▶ _RECORD SET_
====

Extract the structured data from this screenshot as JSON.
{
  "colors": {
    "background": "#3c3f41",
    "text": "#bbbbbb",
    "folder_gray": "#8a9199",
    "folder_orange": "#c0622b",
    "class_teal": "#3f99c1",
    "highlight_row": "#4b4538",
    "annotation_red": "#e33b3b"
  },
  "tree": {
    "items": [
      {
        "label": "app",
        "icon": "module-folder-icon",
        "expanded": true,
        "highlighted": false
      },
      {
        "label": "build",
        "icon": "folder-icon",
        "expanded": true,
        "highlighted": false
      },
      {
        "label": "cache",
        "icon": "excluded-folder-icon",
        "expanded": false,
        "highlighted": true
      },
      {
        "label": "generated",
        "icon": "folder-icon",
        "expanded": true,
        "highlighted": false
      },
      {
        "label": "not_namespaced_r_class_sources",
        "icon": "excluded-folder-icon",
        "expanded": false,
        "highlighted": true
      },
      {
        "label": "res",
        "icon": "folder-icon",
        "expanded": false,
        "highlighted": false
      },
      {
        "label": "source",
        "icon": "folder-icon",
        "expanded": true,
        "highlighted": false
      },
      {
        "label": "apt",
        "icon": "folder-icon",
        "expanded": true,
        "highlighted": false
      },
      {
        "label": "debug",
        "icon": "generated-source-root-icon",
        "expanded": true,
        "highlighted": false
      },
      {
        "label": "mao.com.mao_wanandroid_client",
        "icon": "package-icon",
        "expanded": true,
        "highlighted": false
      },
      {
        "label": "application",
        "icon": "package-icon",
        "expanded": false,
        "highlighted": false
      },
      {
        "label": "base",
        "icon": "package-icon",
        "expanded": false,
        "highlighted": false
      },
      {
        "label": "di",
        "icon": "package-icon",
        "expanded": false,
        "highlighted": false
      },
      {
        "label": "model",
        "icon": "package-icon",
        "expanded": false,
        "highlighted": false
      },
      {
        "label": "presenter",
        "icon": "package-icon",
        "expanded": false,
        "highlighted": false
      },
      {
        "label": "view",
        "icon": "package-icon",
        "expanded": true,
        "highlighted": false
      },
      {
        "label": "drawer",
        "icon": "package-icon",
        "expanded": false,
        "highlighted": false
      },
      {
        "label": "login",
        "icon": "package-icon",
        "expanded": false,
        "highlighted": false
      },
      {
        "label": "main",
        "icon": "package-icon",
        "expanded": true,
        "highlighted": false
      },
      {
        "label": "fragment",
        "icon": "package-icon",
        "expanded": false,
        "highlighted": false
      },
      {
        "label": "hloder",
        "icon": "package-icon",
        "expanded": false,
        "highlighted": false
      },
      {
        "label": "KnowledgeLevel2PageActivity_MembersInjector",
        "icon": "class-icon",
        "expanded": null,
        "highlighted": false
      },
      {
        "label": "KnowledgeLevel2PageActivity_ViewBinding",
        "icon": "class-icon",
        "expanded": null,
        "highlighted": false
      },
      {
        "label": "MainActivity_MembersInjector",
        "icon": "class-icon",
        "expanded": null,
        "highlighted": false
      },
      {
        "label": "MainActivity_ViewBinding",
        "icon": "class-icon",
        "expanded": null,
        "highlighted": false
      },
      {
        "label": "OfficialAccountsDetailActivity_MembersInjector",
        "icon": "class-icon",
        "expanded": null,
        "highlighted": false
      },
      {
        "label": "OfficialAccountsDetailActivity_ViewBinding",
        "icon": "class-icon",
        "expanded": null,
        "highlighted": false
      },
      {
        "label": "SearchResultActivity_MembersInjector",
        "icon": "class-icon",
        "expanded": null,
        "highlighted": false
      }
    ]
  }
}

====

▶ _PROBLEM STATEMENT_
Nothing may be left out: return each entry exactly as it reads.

▶ _SOLVED EXERCISE_
Extract the structured data from this screenshot as JSON.
{
  "colors": {
    "background": "#3c3f41",
    "text": "#bbbbbb",
    "folder_gray": "#8a9199",
    "folder_orange": "#c0622b",
    "class_teal": "#3f99c1",
    "highlight_row": "#4b4538",
    "annotation_red": "#e33b3b"
  },
  "tree": {
    "items": [
      {
        "label": "app",
        "icon": "module-folder-icon",
        "expanded": true,
        "highlighted": false
      },
      {
        "label": "build",
        "icon": "folder-icon",
        "expanded": true,
        "highlighted": false
      },
      {
        "label": "cache",
        "icon": "excluded-folder-icon",
        "expanded": false,
        "highlighted": true
      },
      {
        "label": "generated",
        "icon": "folder-icon",
        "expanded": true,
        "highlighted": false
      },
      {
        "label": "not_namespaced_r_class_sources",
        "icon": "excluded-folder-icon",
        "expanded": false,
        "highlighted": true
      },
      {
        "label": "res",
        "icon": "folder-icon",
        "expanded": false,
        "highlighted": false
      },
      {
        "label": "source",
        "icon": "folder-icon",
        "expanded": true,
        "highlighted": false
      },
      {
        "label": "apt",
        "icon": "folder-icon",
        "expanded": true,
        "highlighted": false
      },
      {
        "label": "debug",
        "icon": "generated-source-root-icon",
        "expanded": true,
        "highlighted": false
      },
      {
        "label": "mao.com.mao_wanandroid_client",
        "icon": "package-icon",
        "expanded": true,
        "highlighted": false
      },
      {
        "label": "application",
        "icon": "package-icon",
        "expanded": false,
        "highlighted": false
      },
      {
        "label": "base",
        "icon": "package-icon",
        "expanded": false,
        "highlighted": false
      },
      {
        "label": "di",
        "icon": "package-icon",
        "expanded": false,
        "highlighted": false
      },
      {
        "label": "model",
        "icon": "package-icon",
        "expanded": false,
        "highlighted": false
      },
      {
        "label": "presenter",
        "icon": "package-icon",
        "expanded": false,
        "highlighted": false
      },
      {
        "label": "view",
        "icon": "package-icon",
        "expanded": true,
        "highlighted": false
      },
      {
        "label": "drawer",
        "icon": "package-icon",
        "expanded": false,
        "highlighted": false
      },
      {
        "label": "login",
        "icon": "package-icon",
        "expanded": false,
        "highlighted": false
      },
      {
        "label": "main",
        "icon": "package-icon",
        "expanded": true,
        "highlighted": false
      },
      {
        "label": "fragment",
        "icon": "package-icon",
        "expanded": false,
        "highlighted": false
      },
      {
        "label": "hloder",
        "icon": "package-icon",
        "expanded": false,
        "highlighted": false
      },
      {
        "label": "KnowledgeLevel2PageActivity_MembersInjector",
        "icon": "class-icon",
        "expanded": null,
        "highlighted": false
      },
      {
        "label": "KnowledgeLevel2PageActivity_ViewBinding",
        "icon": "class-icon",
        "expanded": null,
        "highlighted": false
      },
      {
        "label": "MainActivity_MembersInjector",
        "icon": "class-icon",
        "expanded": null,
        "highlighted": false
      },
      {
        "label": "MainActivity_ViewBinding",
        "icon": "class-icon",
        "expanded": null,
        "highlighted": false
      },
      {
        "label": "OfficialAccountsDetailActivity_MembersInjector",
        "icon": "class-icon",
        "expanded": null,
        "highlighted": false
      },
      {
        "label": "OfficialAccountsDetailActivity_ViewBinding",
        "icon": "class-icon",
        "expanded": null,
        "highlighted": false
      },
      {
        "label": "SearchResultActivity_MembersInjector",
        "icon": "class-icon",
        "expanded": null,
        "highlighted": false
      }
    ]
  }
}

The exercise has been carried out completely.